WHAT THE TASK ASKS
Line by line, copy out the entries exactly and leave the pictures behind.
=-=-=-=-=
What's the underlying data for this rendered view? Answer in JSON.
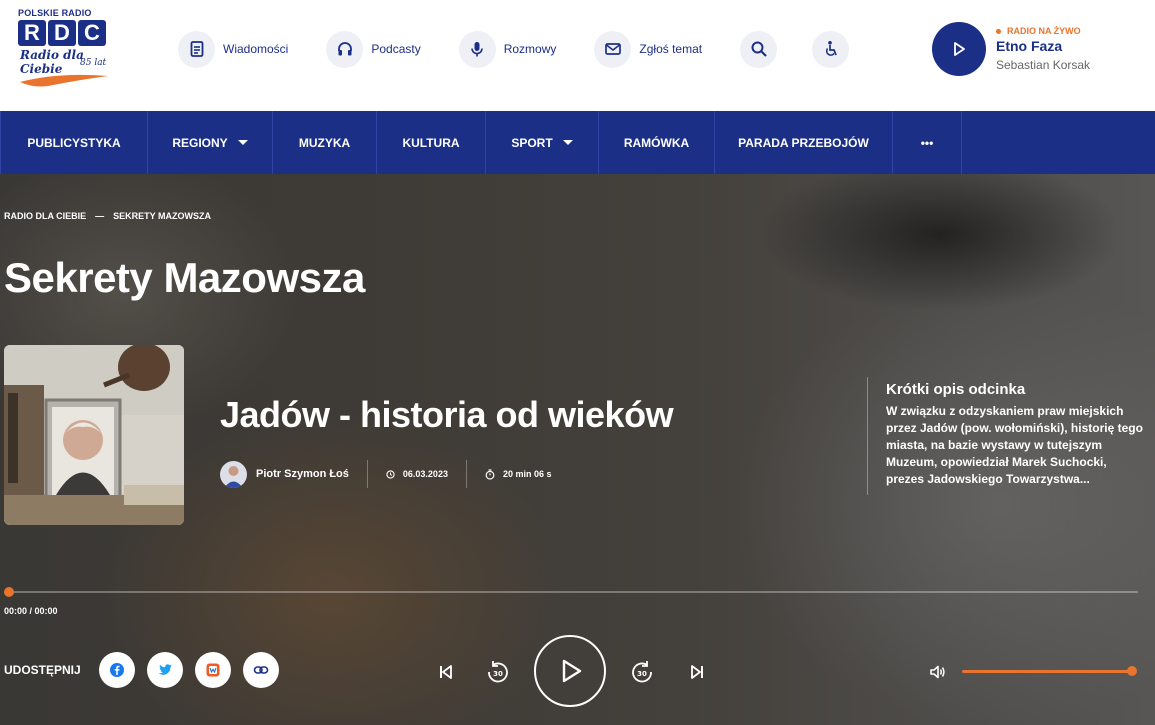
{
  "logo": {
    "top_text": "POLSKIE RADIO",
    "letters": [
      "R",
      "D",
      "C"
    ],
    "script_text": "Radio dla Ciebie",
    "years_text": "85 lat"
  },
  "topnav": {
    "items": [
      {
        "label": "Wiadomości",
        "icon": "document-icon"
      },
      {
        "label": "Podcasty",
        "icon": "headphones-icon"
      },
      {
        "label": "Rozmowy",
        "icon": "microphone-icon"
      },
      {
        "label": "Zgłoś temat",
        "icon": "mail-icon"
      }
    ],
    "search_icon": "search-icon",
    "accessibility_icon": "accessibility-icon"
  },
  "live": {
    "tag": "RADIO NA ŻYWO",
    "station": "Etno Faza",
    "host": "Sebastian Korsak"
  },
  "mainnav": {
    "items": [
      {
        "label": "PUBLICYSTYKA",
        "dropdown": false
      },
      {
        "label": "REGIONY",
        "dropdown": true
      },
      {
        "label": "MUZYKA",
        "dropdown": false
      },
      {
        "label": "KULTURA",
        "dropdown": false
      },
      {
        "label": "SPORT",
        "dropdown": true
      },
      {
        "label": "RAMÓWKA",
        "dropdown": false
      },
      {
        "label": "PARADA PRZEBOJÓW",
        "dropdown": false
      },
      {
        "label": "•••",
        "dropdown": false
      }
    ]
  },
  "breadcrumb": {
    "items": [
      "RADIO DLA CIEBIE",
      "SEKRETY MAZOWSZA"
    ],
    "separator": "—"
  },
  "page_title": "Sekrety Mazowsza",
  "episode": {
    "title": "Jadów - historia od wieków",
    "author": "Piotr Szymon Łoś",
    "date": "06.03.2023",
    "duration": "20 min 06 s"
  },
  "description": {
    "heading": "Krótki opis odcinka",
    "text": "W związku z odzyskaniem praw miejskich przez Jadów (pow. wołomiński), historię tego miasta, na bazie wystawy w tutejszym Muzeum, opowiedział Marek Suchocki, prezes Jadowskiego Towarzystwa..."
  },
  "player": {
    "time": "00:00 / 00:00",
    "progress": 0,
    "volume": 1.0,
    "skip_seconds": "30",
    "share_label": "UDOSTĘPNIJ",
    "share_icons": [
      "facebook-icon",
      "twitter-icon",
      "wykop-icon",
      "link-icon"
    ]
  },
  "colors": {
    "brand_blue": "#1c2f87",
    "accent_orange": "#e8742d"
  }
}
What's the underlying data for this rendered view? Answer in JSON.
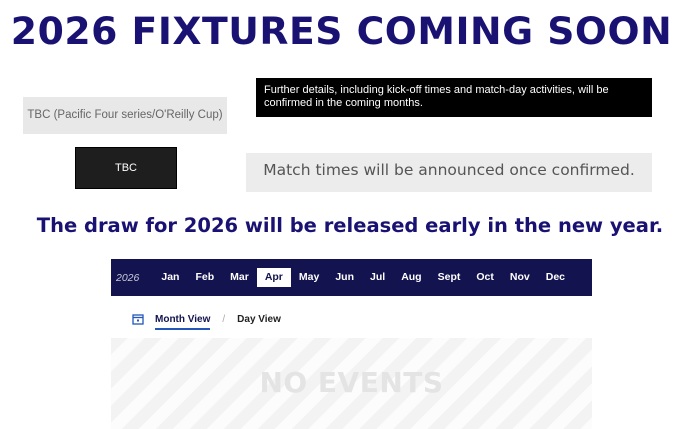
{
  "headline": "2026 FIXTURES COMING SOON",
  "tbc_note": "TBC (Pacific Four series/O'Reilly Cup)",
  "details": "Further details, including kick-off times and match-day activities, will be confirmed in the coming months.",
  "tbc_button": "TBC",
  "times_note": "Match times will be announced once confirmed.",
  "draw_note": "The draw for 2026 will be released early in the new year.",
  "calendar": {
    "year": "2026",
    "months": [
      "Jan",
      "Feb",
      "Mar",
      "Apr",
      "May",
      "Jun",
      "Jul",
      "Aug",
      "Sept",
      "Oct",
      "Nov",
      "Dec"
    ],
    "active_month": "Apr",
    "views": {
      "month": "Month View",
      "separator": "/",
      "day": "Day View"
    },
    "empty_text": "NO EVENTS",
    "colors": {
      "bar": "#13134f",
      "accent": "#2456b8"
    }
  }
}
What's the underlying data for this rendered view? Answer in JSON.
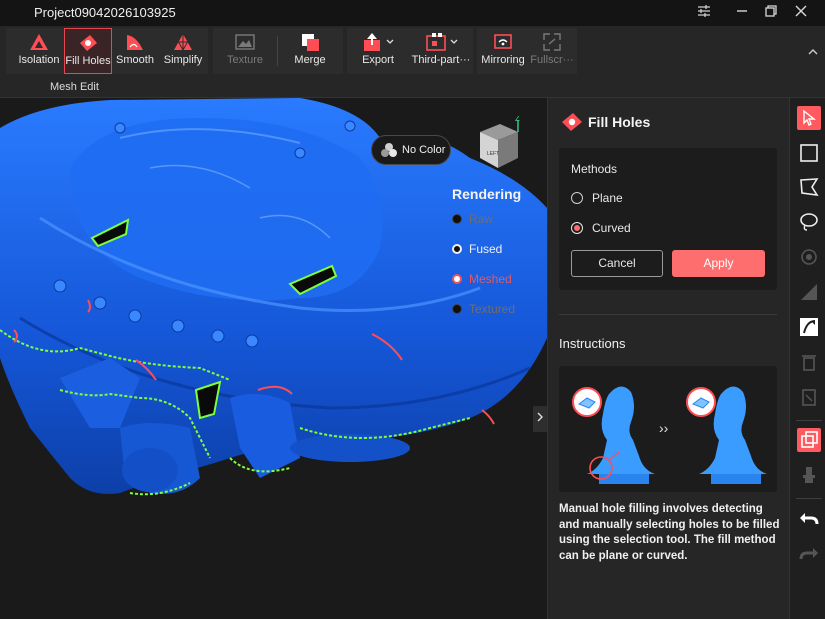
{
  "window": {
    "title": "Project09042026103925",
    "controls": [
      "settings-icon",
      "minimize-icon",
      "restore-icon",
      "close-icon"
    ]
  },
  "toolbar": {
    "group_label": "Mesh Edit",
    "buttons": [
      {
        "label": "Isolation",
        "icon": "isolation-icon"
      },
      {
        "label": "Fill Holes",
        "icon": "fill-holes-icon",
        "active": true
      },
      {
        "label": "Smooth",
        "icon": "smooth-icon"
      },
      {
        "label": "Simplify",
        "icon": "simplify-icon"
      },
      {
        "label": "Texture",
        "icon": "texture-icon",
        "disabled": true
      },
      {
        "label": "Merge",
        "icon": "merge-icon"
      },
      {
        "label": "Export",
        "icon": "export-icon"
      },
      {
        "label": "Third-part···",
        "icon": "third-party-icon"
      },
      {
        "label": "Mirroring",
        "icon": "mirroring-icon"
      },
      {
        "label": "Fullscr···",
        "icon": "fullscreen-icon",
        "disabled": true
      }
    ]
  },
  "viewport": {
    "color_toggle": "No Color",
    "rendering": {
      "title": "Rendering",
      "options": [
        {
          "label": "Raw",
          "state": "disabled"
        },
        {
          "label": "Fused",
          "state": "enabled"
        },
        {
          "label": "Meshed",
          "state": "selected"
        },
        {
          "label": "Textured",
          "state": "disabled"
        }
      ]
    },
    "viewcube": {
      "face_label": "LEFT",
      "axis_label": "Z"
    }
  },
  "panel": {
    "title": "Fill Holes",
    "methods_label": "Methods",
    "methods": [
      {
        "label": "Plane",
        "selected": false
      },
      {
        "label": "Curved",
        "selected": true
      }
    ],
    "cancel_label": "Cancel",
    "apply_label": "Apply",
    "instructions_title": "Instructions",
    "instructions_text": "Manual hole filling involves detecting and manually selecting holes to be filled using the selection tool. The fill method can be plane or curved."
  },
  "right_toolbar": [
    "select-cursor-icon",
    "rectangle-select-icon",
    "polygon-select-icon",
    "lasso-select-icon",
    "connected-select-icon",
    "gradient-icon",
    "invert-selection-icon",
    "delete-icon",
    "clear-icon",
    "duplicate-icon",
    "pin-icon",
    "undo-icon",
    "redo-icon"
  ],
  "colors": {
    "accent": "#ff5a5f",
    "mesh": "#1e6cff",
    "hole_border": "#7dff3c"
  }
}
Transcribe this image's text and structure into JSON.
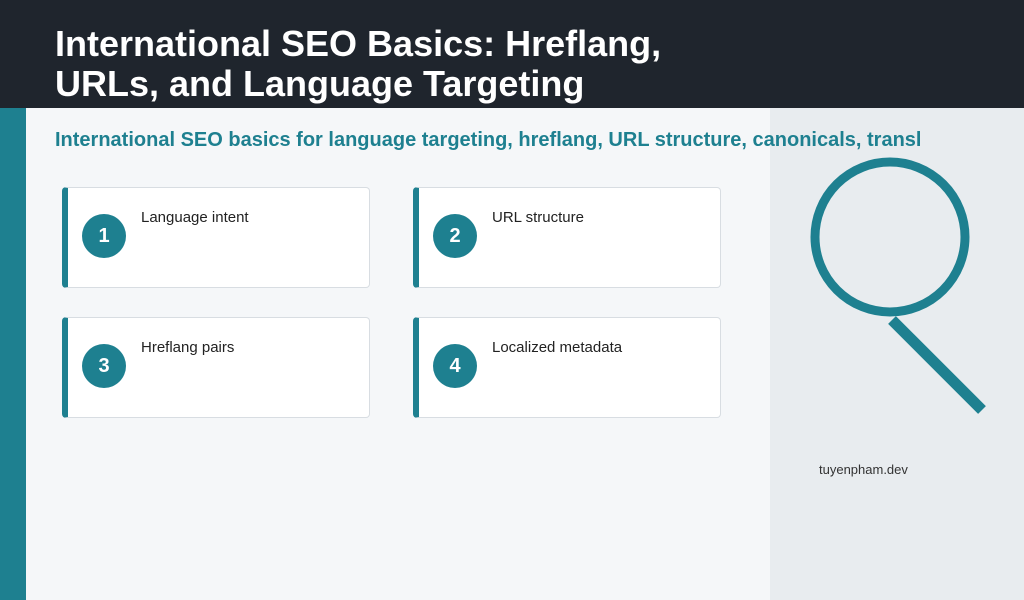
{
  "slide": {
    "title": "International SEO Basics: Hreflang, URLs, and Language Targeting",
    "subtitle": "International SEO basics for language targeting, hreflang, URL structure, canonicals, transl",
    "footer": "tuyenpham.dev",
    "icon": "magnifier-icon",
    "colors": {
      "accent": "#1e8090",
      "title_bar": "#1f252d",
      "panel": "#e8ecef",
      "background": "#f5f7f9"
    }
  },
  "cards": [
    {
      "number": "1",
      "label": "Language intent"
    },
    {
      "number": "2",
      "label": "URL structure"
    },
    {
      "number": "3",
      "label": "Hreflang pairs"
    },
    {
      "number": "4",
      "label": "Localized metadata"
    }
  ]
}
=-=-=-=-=
TASK SOLUTION
What's the underlying data for this rendered view? Answer in JSON.
{
  "logo": {
    "top_text": "POLSKIE RADIO",
    "letters": [
      "R",
      "D",
      "C"
    ],
    "script_text": "Radio dla Ciebie",
    "years_text": "85 lat"
  },
  "topnav": {
    "items": [
      {
        "label": "Wiadomości",
        "icon": "document-icon"
      },
      {
        "label": "Podcasty",
        "icon": "headphones-icon"
      },
      {
        "label": "Rozmowy",
        "icon": "microphone-icon"
      },
      {
        "label": "Zgłoś temat",
        "icon": "mail-icon"
      }
    ],
    "search_icon": "search-icon",
    "accessibility_icon": "accessibility-icon"
  },
  "live": {
    "tag": "RADIO NA ŻYWO",
    "station": "Etno Faza",
    "host": "Sebastian Korsak"
  },
  "mainnav": {
    "items": [
      {
        "label": "PUBLICYSTYKA",
        "dropdown": false
      },
      {
        "label": "REGIONY",
        "dropdown": true
      },
      {
        "label": "MUZYKA",
        "dropdown": false
      },
      {
        "label": "KULTURA",
        "dropdown": false
      },
      {
        "label": "SPORT",
        "dropdown": true
      },
      {
        "label": "RAMÓWKA",
        "dropdown": false
      },
      {
        "label": "PARADA PRZEBOJÓW",
        "dropdown": false
      },
      {
        "label": "•••",
        "dropdown": false
      }
    ]
  },
  "breadcrumb": {
    "items": [
      "RADIO DLA CIEBIE",
      "SEKRETY MAZOWSZA"
    ],
    "separator": "—"
  },
  "page_title": "Sekrety Mazowsza",
  "episode": {
    "title": "Jadów - historia od wieków",
    "author": "Piotr Szymon Łoś",
    "date": "06.03.2023",
    "duration": "20 min 06 s"
  },
  "description": {
    "heading": "Krótki opis odcinka",
    "text": "W związku z odzyskaniem praw miejskich przez Jadów (pow. wołomiński), historię tego miasta, na bazie wystawy w tutejszym Muzeum, opowiedział Marek Suchocki, prezes Jadowskiego Towarzystwa..."
  },
  "player": {
    "time": "00:00 / 00:00",
    "progress": 0,
    "volume": 1.0,
    "skip_seconds": "30",
    "share_label": "UDOSTĘPNIJ",
    "share_icons": [
      "facebook-icon",
      "twitter-icon",
      "wykop-icon",
      "link-icon"
    ]
  },
  "colors": {
    "brand_blue": "#1c2f87",
    "accent_orange": "#e8742d"
  }
}
What's the underlying data for this rendered view? Answer in JSON.
{
  "headline": "2026 FIXTURES COMING SOON",
  "tbc_note": "TBC (Pacific Four series/O'Reilly Cup)",
  "details": "Further details, including kick-off times and match-day activities, will be confirmed in the coming months.",
  "tbc_button": "TBC",
  "times_note": "Match times will be announced once confirmed.",
  "draw_note": "The draw for 2026 will be released early in the new year.",
  "calendar": {
    "year": "2026",
    "months": [
      "Jan",
      "Feb",
      "Mar",
      "Apr",
      "May",
      "Jun",
      "Jul",
      "Aug",
      "Sept",
      "Oct",
      "Nov",
      "Dec"
    ],
    "active_month": "Apr",
    "views": {
      "month": "Month View",
      "separator": "/",
      "day": "Day View"
    },
    "empty_text": "NO EVENTS",
    "colors": {
      "bar": "#13134f",
      "accent": "#2456b8"
    }
  }
}
What's the underlying data for this rendered view? Answer in JSON.
{
  "window": {
    "title": "Project09042026103925",
    "controls": [
      "settings-icon",
      "minimize-icon",
      "restore-icon",
      "close-icon"
    ]
  },
  "toolbar": {
    "group_label": "Mesh Edit",
    "buttons": [
      {
        "label": "Isolation",
        "icon": "isolation-icon"
      },
      {
        "label": "Fill Holes",
        "icon": "fill-holes-icon",
        "active": true
      },
      {
        "label": "Smooth",
        "icon": "smooth-icon"
      },
      {
        "label": "Simplify",
        "icon": "simplify-icon"
      },
      {
        "label": "Texture",
        "icon": "texture-icon",
        "disabled": true
      },
      {
        "label": "Merge",
        "icon": "merge-icon"
      },
      {
        "label": "Export",
        "icon": "export-icon"
      },
      {
        "label": "Third-part···",
        "icon": "third-party-icon"
      },
      {
        "label": "Mirroring",
        "icon": "mirroring-icon"
      },
      {
        "label": "Fullscr···",
        "icon": "fullscreen-icon",
        "disabled": true
      }
    ]
  },
  "viewport": {
    "color_toggle": "No Color",
    "rendering": {
      "title": "Rendering",
      "options": [
        {
          "label": "Raw",
          "state": "disabled"
        },
        {
          "label": "Fused",
          "state": "enabled"
        },
        {
          "label": "Meshed",
          "state": "selected"
        },
        {
          "label": "Textured",
          "state": "disabled"
        }
      ]
    },
    "viewcube": {
      "face_label": "LEFT",
      "axis_label": "Z"
    }
  },
  "panel": {
    "title": "Fill Holes",
    "methods_label": "Methods",
    "methods": [
      {
        "label": "Plane",
        "selected": false
      },
      {
        "label": "Curved",
        "selected": true
      }
    ],
    "cancel_label": "Cancel",
    "apply_label": "Apply",
    "instructions_title": "Instructions",
    "instructions_text": "Manual hole filling involves detecting and manually selecting holes to be filled using the selection tool. The fill method can be plane or curved."
  },
  "right_toolbar": [
    "select-cursor-icon",
    "rectangle-select-icon",
    "polygon-select-icon",
    "lasso-select-icon",
    "connected-select-icon",
    "gradient-icon",
    "invert-selection-icon",
    "delete-icon",
    "clear-icon",
    "duplicate-icon",
    "pin-icon",
    "undo-icon",
    "redo-icon"
  ],
  "colors": {
    "accent": "#ff5a5f",
    "mesh": "#1e6cff",
    "hole_border": "#7dff3c"
  }
}
Transcribe this image's text and structure into JSON.
{
  "slide": {
    "title": "International SEO Basics: Hreflang, URLs, and Language Targeting",
    "subtitle": "International SEO basics for language targeting, hreflang, URL structure, canonicals, transl",
    "footer": "tuyenpham.dev",
    "icon": "magnifier-icon",
    "colors": {
      "accent": "#1e8090",
      "title_bar": "#1f252d",
      "panel": "#e8ecef",
      "background": "#f5f7f9"
    }
  },
  "cards": [
    {
      "number": "1",
      "label": "Language intent"
    },
    {
      "number": "2",
      "label": "URL structure"
    },
    {
      "number": "3",
      "label": "Hreflang pairs"
    },
    {
      "number": "4",
      "label": "Localized metadata"
    }
  ]
}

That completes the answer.